nations, and kindreds, and people, and tongues.'
The reader will doubtless be aware that the passage should be rendered, "out of all
nations". We have met with a similar expression in chapter 5: 9, 10:--
"Thou didst purchase for God, by Thy blood, out of every tribe, and tongue, and
people, and nation, and didst make them to our God a kingdom and priests, and they
reign over the earth."
In article #24 (Volume VIII, pp. 161-164) we considered the passage, and concluded
that this was a redemption of scattered Israel, not out of one nation, nor as at the first
from Egypt, but from many nations (Isa. 11: 11, 12); the fact that those redeemed were to
be a kingdom and priests, pointed to Israel also. The great multitude likewise are
Israelites gathered out of every nation, they too are invested with priestly dignity, "they
serve Him day and night IN HIS TEMPLE". The great multitude were "clothed with
white robes". The only other mention of robes outside this chapter is in chapter 6: 11.
Under the fifth seal we heard the cry of the martyrs, to whom was given a white robe,
with the injunction to await the vengeance for their blood until their brethren and
fellow-servant who should be killed as they were, should be fulfilled. When we see the
great white-robed multitude, we see the fulfillment of the promise of the fifth seal.

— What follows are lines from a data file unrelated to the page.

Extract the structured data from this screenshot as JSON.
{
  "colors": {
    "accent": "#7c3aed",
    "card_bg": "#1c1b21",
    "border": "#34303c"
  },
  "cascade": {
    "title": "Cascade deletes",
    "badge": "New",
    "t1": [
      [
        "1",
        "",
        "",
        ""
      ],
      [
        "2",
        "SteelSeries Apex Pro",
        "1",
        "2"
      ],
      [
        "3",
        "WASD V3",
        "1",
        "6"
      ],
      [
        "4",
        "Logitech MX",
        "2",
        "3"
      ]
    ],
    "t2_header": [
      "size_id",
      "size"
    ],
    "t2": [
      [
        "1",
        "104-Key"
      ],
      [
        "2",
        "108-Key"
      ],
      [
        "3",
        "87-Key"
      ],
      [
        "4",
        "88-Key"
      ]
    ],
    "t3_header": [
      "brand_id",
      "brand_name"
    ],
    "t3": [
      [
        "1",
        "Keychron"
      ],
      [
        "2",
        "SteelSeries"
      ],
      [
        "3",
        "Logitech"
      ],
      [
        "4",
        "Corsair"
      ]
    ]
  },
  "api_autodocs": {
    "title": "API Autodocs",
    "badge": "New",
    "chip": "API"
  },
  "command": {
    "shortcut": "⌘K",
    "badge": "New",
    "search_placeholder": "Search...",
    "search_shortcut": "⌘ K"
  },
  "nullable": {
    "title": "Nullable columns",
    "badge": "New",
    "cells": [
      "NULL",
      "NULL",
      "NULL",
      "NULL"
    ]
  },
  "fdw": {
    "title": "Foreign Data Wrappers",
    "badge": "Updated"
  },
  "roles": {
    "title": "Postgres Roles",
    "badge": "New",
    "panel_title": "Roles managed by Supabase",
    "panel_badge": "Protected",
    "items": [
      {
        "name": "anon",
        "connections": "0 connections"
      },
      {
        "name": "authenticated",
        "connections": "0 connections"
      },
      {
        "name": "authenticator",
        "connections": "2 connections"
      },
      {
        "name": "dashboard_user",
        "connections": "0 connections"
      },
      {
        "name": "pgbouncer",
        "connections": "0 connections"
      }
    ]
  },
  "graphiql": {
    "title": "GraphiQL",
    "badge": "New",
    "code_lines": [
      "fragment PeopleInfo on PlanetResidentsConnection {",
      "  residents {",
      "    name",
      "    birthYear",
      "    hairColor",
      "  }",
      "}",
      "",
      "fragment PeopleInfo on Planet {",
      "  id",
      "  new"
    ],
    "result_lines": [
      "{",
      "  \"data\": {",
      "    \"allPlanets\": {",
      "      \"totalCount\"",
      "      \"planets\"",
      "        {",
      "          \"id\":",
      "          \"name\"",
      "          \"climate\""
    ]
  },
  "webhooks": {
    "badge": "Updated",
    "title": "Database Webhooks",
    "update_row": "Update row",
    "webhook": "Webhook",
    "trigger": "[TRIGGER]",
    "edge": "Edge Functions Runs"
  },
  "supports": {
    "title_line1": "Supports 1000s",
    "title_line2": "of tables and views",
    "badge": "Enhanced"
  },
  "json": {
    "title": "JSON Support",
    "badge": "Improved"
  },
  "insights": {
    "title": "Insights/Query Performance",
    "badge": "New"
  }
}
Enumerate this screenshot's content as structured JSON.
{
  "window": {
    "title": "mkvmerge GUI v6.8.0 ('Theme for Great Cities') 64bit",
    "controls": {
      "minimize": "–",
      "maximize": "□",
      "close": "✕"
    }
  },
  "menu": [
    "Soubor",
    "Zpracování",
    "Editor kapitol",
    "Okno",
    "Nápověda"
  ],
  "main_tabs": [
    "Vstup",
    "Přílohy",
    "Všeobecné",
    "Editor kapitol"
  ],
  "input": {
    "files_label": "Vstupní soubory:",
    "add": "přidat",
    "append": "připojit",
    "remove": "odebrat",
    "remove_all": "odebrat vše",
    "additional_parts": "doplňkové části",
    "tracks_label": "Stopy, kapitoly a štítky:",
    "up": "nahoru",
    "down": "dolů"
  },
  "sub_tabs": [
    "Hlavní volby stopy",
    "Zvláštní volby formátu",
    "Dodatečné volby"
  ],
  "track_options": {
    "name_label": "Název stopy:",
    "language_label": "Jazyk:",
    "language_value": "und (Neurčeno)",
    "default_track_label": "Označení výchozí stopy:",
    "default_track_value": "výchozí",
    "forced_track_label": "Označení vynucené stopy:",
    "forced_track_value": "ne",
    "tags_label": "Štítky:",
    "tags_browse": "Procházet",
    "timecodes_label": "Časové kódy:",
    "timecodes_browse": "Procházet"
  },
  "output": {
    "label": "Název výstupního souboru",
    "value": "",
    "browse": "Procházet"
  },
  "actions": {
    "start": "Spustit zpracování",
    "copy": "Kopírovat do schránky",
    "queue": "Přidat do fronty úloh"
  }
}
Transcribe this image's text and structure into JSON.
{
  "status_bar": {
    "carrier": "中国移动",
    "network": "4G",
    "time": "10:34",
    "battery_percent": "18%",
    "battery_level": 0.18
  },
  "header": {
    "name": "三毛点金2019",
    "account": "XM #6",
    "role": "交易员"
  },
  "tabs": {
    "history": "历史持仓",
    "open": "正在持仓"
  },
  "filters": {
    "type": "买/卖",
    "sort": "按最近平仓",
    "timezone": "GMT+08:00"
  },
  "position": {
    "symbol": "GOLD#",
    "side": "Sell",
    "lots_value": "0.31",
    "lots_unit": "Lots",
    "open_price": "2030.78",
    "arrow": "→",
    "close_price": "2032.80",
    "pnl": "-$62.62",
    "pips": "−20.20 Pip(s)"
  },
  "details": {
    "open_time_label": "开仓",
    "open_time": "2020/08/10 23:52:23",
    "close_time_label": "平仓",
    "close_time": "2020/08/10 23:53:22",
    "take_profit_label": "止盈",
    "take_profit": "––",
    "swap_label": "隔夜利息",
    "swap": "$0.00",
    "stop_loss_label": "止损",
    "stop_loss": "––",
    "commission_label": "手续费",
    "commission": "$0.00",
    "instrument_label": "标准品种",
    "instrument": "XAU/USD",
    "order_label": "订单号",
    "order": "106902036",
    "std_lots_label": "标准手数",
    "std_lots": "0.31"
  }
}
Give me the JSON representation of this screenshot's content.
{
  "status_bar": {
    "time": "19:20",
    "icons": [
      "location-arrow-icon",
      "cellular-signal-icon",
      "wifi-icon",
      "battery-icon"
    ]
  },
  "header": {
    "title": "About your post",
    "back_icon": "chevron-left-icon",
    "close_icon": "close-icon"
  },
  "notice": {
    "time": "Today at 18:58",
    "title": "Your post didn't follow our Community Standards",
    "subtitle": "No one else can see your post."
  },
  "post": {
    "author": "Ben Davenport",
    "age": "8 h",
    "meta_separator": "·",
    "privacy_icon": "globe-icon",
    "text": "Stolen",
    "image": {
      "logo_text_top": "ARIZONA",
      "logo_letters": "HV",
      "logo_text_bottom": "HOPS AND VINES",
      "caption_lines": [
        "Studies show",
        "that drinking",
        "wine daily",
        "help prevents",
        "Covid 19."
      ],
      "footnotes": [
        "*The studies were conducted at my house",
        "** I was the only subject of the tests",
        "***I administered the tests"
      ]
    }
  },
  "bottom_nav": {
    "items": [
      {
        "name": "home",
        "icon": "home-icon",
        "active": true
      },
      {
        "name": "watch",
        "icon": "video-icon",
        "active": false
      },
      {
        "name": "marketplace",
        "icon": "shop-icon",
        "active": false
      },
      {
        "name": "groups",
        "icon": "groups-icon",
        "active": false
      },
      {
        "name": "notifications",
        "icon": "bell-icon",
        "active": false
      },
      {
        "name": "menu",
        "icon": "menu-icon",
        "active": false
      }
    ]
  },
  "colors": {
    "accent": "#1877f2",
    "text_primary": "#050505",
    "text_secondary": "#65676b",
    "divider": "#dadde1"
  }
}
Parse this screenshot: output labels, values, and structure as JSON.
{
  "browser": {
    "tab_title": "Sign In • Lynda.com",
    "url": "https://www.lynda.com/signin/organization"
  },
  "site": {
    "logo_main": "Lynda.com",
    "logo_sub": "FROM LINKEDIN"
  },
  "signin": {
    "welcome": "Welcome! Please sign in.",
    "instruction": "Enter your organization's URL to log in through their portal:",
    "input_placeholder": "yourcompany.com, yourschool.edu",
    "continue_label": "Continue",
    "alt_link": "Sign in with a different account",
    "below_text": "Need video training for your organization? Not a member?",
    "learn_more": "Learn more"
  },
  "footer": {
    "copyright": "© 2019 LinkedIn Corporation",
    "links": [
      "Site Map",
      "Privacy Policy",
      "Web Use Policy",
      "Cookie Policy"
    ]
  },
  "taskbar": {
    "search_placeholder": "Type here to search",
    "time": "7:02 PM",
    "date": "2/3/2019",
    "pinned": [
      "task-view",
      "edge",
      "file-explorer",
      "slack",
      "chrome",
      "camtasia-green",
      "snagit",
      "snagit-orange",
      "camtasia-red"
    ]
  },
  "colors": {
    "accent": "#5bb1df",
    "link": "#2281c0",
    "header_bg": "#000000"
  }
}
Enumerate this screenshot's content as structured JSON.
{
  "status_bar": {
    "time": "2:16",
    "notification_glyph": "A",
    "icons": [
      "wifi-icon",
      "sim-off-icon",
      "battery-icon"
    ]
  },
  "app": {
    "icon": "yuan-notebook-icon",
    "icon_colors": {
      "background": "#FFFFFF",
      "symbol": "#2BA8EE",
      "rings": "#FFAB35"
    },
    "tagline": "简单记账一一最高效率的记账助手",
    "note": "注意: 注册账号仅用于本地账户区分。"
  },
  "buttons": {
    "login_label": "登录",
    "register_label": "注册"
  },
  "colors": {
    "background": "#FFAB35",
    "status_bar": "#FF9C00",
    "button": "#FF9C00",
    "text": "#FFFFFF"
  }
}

The
white-robed throng bear palm branches.
[* - A note regarding the Studies in the Book of the Revelation.]
"D.T.S., Guernsey.--You remark in November Berean Expositor that `The omission of
Simeon from the blessing of Moses is unexplained in the narrative and so far as we know is
unexplained by any interpretation of Scripture.' Have you noticed in The Companion Bible that
the note on Deut. 33: 7 runs thus, `Judah includes Simeon by Fig. Synecdoche; for their
inheritance and blessing were one.' This is certainly confirmed by the two passages cited, viz.:--
Joshus xix.1 and Judges 1: 3. Doesn't this afford us some light, and it may be the only light that
Scripture gives us."